WHAT IS REQUIRED. Copy out each line of the listing that has the word "Google" in it.

SUPPLIED MATERIAL.

====

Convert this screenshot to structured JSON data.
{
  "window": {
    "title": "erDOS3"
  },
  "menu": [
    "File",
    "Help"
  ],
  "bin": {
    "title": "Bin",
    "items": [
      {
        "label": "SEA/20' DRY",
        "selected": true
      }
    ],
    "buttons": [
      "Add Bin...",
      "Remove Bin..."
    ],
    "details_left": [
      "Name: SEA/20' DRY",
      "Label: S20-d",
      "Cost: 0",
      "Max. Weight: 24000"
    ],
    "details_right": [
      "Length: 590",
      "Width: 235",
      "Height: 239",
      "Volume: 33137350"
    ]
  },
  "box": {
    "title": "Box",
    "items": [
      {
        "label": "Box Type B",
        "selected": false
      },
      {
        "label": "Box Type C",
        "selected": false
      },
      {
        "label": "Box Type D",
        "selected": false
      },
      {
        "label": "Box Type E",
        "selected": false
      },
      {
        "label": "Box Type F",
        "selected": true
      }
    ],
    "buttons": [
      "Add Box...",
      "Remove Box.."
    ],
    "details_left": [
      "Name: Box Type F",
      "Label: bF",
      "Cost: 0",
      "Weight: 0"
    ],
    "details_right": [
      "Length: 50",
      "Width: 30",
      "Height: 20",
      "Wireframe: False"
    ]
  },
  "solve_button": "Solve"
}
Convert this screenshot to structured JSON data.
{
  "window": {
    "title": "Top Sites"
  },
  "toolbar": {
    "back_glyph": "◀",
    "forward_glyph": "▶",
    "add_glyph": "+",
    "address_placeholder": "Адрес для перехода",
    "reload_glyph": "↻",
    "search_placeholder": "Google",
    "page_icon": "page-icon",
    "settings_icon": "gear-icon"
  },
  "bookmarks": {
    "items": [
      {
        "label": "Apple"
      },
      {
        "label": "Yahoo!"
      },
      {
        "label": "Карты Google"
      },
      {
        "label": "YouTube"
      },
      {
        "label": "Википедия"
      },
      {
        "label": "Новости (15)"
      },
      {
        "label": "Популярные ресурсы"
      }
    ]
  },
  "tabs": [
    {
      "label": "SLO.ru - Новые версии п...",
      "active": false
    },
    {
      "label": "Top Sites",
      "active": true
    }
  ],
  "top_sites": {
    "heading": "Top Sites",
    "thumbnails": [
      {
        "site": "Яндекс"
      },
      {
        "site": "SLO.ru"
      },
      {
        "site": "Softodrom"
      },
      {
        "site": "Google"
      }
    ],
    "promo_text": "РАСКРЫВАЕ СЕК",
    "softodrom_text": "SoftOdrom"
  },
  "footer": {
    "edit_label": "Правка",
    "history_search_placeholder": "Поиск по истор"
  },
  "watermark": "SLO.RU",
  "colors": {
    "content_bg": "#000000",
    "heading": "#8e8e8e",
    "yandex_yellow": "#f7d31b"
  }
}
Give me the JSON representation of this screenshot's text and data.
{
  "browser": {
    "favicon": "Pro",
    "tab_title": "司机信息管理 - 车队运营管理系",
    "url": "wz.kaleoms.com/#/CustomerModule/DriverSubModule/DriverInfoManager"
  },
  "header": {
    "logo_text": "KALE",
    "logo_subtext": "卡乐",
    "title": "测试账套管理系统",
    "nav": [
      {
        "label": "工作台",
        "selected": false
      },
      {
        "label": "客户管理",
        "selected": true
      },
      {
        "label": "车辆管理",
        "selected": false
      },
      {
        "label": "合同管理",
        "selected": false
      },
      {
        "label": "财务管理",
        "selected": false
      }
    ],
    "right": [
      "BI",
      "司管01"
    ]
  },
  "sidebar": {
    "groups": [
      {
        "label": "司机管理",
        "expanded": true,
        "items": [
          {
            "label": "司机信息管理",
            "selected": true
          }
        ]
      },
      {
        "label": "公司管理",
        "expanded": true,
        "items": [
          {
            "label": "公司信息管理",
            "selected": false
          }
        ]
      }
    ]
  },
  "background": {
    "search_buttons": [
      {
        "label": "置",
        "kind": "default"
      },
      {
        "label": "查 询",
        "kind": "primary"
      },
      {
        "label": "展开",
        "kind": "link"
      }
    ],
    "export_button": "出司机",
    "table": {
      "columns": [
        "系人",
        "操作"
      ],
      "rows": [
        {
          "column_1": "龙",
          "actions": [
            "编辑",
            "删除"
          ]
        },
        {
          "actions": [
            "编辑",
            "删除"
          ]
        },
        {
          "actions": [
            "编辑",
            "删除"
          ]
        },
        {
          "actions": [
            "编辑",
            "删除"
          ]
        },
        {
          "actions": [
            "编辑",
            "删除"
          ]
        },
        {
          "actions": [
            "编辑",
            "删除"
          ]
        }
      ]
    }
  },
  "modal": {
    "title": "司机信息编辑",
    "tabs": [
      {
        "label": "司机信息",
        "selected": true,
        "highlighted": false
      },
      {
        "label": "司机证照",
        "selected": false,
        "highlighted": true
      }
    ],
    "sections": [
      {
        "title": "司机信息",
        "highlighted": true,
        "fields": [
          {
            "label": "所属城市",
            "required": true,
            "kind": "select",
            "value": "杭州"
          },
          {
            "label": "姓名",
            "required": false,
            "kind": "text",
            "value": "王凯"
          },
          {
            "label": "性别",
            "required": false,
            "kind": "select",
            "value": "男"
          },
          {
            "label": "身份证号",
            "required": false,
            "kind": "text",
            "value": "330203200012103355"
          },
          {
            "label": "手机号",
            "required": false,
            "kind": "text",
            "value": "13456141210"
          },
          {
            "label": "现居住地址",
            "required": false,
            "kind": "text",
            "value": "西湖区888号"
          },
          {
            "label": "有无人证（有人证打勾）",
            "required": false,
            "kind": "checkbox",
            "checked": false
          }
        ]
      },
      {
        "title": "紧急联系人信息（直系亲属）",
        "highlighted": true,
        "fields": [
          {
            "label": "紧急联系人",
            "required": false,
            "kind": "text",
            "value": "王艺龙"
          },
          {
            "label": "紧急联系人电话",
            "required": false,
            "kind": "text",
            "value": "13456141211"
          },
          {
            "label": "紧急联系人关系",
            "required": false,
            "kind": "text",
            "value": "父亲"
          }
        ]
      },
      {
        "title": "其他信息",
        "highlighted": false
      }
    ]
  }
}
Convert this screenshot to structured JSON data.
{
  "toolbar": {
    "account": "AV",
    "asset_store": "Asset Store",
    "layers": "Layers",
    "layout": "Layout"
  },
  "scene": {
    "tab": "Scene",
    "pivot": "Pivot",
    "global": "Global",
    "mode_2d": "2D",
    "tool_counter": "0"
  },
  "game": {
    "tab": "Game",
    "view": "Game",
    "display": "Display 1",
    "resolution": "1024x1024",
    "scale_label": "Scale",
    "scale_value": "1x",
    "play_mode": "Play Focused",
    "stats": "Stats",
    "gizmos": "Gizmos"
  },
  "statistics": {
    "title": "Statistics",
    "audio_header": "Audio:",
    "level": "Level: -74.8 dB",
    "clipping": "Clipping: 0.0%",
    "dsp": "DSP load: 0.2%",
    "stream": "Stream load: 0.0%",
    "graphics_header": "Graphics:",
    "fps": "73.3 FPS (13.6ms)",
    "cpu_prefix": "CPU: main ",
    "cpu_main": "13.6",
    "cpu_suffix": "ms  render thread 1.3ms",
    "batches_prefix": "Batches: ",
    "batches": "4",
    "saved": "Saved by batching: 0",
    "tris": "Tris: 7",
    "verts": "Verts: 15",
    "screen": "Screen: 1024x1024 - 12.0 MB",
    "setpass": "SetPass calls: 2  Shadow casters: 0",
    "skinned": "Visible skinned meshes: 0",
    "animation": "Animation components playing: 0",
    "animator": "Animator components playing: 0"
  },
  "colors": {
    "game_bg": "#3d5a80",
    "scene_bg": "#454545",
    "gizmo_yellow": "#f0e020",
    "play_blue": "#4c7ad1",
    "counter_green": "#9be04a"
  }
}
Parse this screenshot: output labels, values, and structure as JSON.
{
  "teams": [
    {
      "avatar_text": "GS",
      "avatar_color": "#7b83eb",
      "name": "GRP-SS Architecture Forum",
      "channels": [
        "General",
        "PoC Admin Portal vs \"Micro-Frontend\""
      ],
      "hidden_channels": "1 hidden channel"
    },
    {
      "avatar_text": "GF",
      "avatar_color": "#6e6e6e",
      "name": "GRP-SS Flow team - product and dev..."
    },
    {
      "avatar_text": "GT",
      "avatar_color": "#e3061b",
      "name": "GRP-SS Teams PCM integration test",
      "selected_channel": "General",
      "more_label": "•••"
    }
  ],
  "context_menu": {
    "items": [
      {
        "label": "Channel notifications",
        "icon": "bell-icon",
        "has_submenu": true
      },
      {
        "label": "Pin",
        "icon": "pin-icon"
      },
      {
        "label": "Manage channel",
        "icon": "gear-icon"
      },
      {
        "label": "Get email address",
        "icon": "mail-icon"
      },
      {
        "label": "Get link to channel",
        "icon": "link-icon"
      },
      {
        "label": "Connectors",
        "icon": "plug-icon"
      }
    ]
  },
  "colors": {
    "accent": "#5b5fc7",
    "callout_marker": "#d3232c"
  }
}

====

OUTPUT OF THE TASK.
    "search_placeholder": "Google",
        "label": "Карты Google"
        "site": "Google"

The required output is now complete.